Excerpts from an interface dataset:
+---+

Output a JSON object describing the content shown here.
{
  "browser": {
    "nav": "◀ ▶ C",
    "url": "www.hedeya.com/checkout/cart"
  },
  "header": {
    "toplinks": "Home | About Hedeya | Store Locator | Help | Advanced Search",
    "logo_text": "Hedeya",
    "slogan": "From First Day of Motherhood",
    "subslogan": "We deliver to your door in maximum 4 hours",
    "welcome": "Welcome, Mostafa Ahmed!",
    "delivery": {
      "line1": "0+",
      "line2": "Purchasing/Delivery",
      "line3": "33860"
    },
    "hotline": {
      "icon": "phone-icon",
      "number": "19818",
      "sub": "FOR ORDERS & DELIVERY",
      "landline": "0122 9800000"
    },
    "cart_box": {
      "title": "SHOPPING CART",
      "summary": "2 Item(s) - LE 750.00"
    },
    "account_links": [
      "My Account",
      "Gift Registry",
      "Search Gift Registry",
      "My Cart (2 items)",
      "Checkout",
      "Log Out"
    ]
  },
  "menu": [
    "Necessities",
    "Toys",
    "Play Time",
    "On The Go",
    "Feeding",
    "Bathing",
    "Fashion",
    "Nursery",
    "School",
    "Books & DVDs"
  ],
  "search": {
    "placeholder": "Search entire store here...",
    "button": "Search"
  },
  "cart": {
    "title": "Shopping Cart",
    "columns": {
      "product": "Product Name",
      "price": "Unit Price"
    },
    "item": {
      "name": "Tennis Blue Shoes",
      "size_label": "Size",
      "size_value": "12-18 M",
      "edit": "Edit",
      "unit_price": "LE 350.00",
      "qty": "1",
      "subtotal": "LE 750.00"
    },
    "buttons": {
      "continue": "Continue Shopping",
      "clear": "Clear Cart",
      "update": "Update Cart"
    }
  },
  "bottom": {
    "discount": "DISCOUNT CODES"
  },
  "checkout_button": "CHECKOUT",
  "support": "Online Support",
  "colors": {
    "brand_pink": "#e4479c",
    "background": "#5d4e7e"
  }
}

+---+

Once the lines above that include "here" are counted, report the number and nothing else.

* _Response to the exercise_: 2